§ WORK TASK: Examine the data line by line and report how many lines include the word "JSON", with no additional output.

━━━━━ SUPPLIED DATA

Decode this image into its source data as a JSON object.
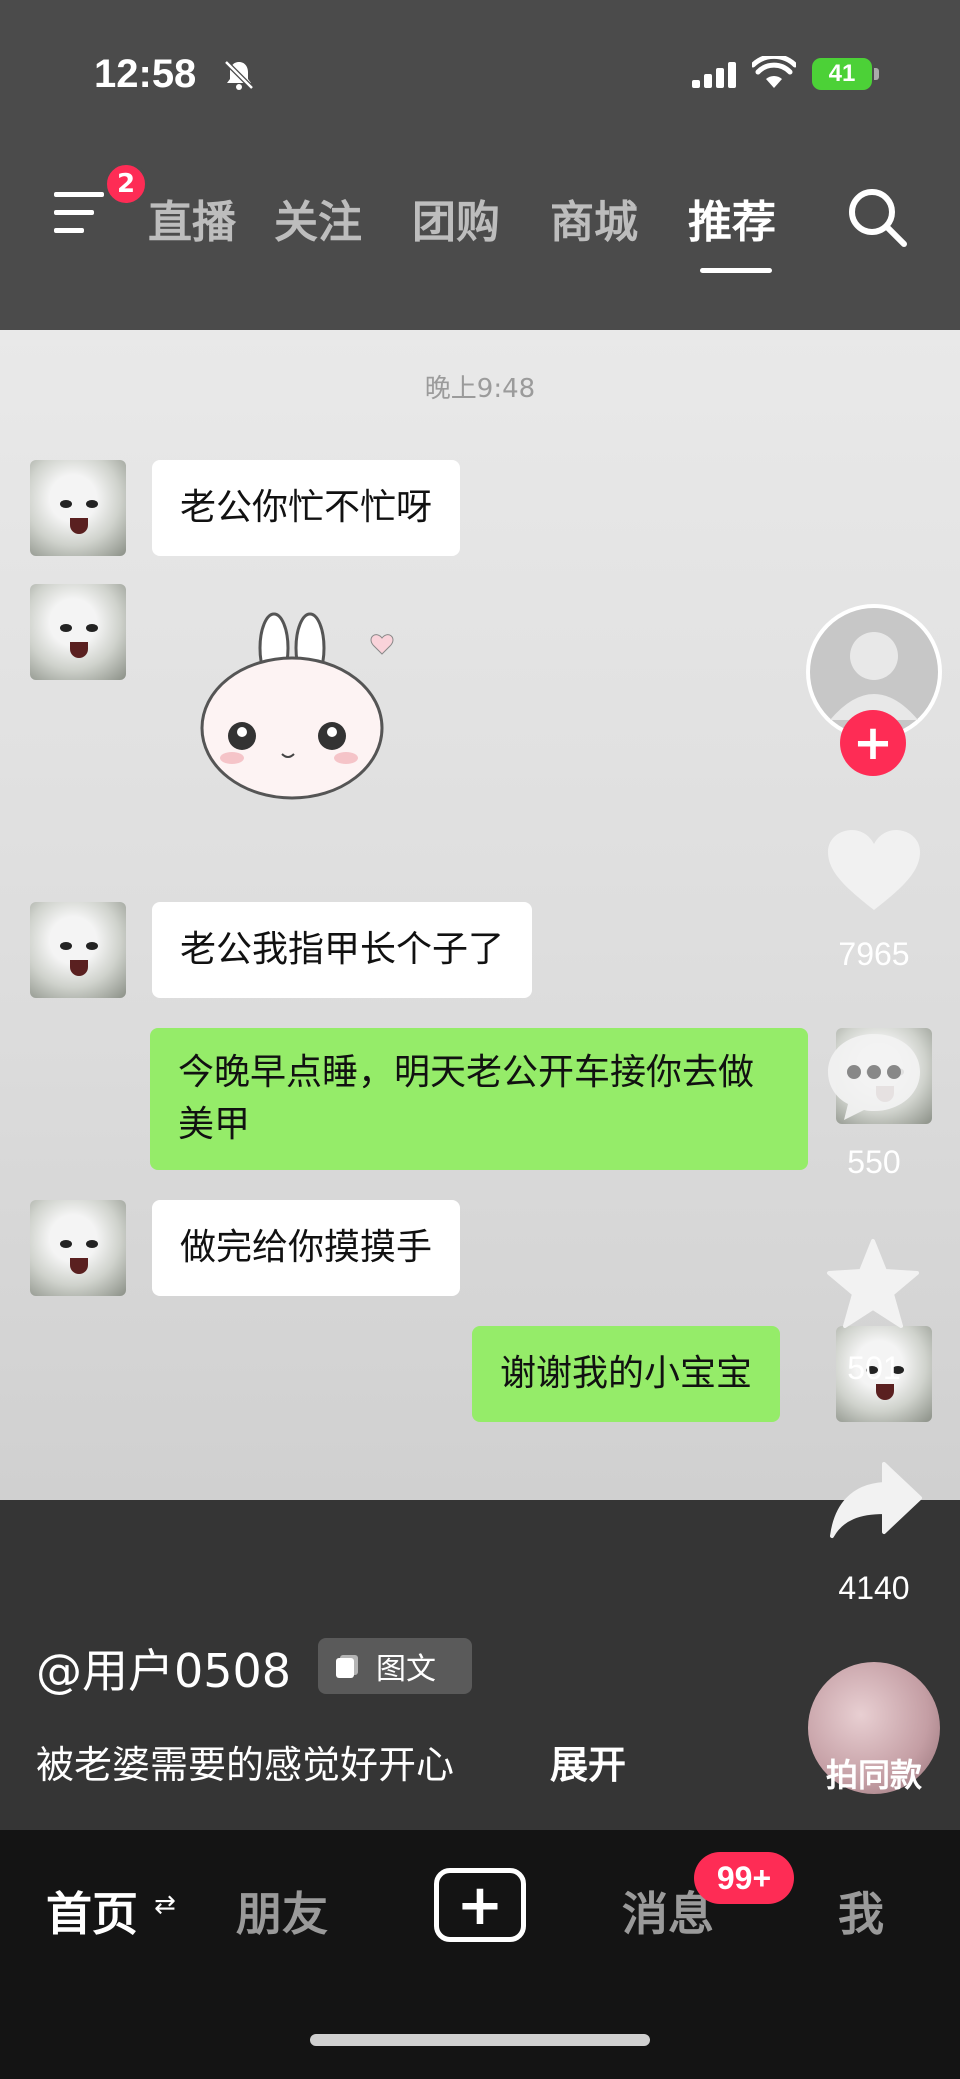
{
  "status": {
    "time": "12:58",
    "battery": "41"
  },
  "nav": {
    "menu_badge": "2",
    "tabs": [
      "直播",
      "关注",
      "团购",
      "商城",
      "推荐"
    ]
  },
  "chat": {
    "time": "晚上9:48",
    "messages": [
      "老公你忙不忙呀",
      "老公我指甲长个子了",
      "今晚早点睡，明天老公开车接你去做美甲",
      "做完给你摸摸手",
      "谢谢我的小宝宝"
    ]
  },
  "rail": {
    "likes": "7965",
    "comments": "550",
    "favorites": "501",
    "shares": "4140",
    "sound_label": "拍同款"
  },
  "post": {
    "username": "@用户0508",
    "tag": "图文",
    "description": "被老婆需要的感觉好开心",
    "more": "展开"
  },
  "bottom_nav": {
    "home": "首页",
    "friends": "朋友",
    "create": "+",
    "messages": "消息",
    "messages_badge": "99+",
    "me": "我"
  },
  "colors": {
    "accent": "#fe2c55",
    "green_bubble": "#95ec69",
    "battery": "#4cd137"
  }
}
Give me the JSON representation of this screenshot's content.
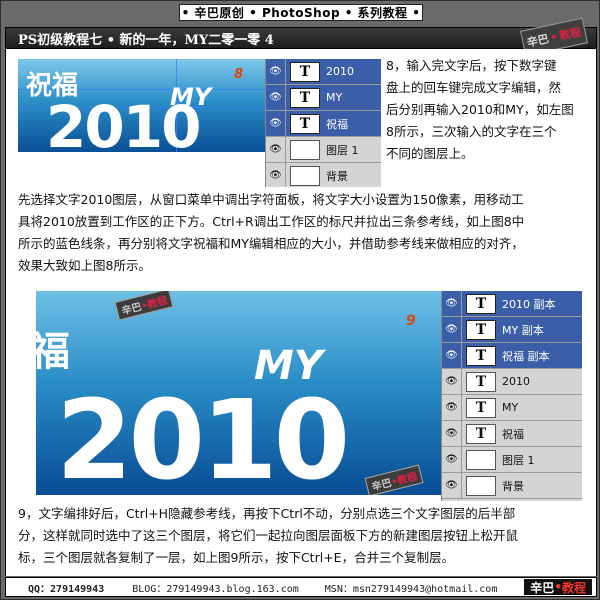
{
  "header": {
    "top_banner": "• 辛巴原创 • PhotoShop • 系列教程 •",
    "title": "PS初级教程七 • 新的一年，MY二零一零 4",
    "logo_text_a": "辛巴",
    "logo_text_b": "教程"
  },
  "figure8": {
    "label": "8",
    "line1": "祝福",
    "line2": "MY",
    "line3": "2010",
    "layers": [
      {
        "name": "2010",
        "type": "text",
        "selected": true
      },
      {
        "name": "MY",
        "type": "text",
        "selected": true
      },
      {
        "name": "祝福",
        "type": "text",
        "selected": true
      },
      {
        "name": "图层 1",
        "type": "image",
        "selected": false
      },
      {
        "name": "背景",
        "type": "image",
        "selected": false
      }
    ]
  },
  "figure9": {
    "label": "9",
    "line1": "福",
    "line2": "MY",
    "line3": "2010",
    "layers": [
      {
        "name": "2010 副本",
        "type": "text",
        "selected": true
      },
      {
        "name": "MY 副本",
        "type": "text",
        "selected": true
      },
      {
        "name": "祝福 副本",
        "type": "text",
        "selected": true
      },
      {
        "name": "2010",
        "type": "text",
        "selected": false
      },
      {
        "name": "MY",
        "type": "text",
        "selected": false
      },
      {
        "name": "祝福",
        "type": "text",
        "selected": false
      },
      {
        "name": "图层 1",
        "type": "image",
        "selected": false
      },
      {
        "name": "背景",
        "type": "image",
        "selected": false
      }
    ]
  },
  "paragraphs": {
    "p8_lines": [
      "8，输入完文字后，按下数字键",
      "盘上的回车键完成文字编辑，然",
      "后分别再输入2010和MY，如左图",
      "8所示，三次输入的文字在三个",
      "不同的图层上。"
    ],
    "p_mid_lines": [
      "先选择文字2010图层，从窗口菜单中调出字符面板，将文字大小设置为150像素，用移动工",
      "具将2010放置到工作区的正下方。Ctrl+R调出工作区的标尺并拉出三条参考线，如上图8中",
      "所示的蓝色线条，再分别将文字祝福和MY编辑相应的大小，并借助参考线来做相应的对齐，",
      "效果大致如上图8所示。"
    ],
    "p9_lines": [
      "9，文字编排好后，Ctrl+H隐藏参考线，再按下Ctrl不动，分别点选三个文字图层的后半部",
      "分，这样就同时选中了这三个图层，将它们一起拉向图层面板下方的新建图层按钮上松开鼠",
      "标，三个图层就各复制了一层，如上图9所示，按下Ctrl+E，合并三个复制层。"
    ]
  },
  "footer": {
    "qq": "QQ：279149943",
    "blog": "BLOG：279149943.blog.163.com",
    "msn": "MSN：msn279149943@hotmail.com",
    "logo_a": "辛巴",
    "logo_b": "教程"
  },
  "colors": {
    "selected_layer": "#3a5fa8",
    "accent_red": "#d41"
  }
}
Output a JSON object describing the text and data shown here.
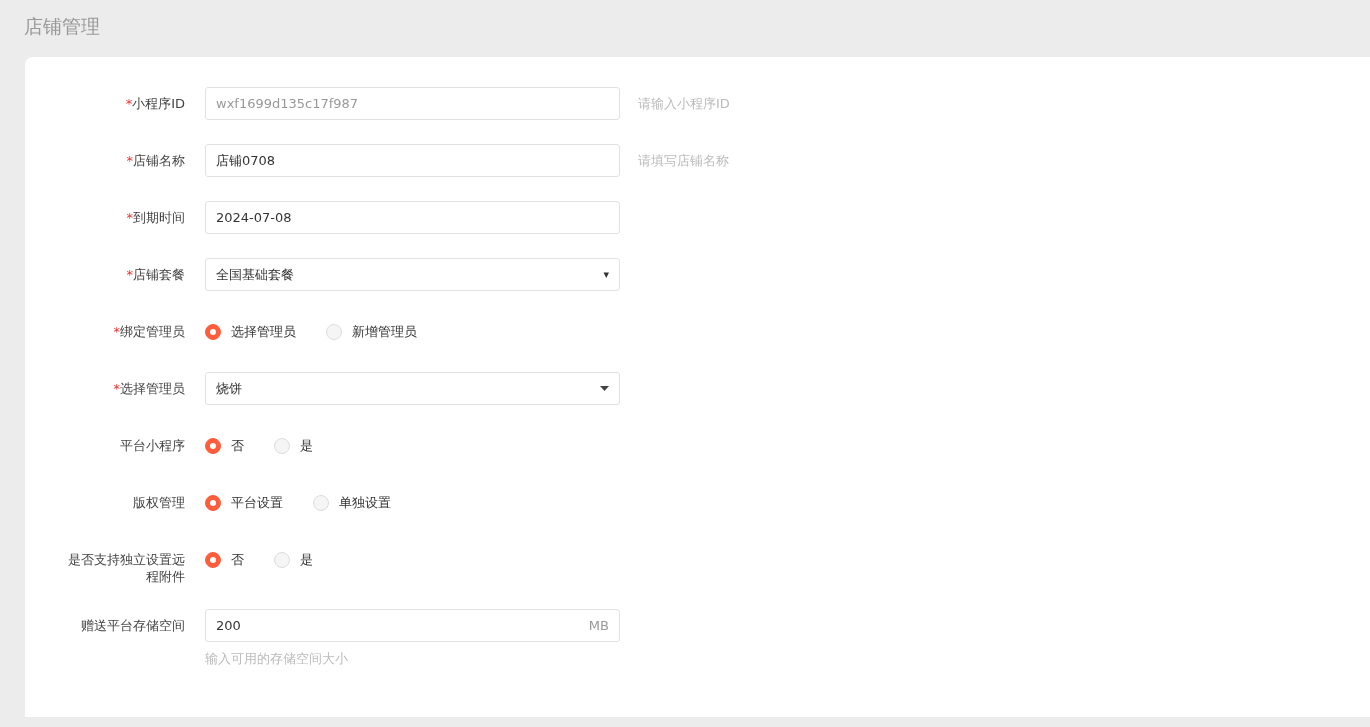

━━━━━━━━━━

§ SOLUTION: 3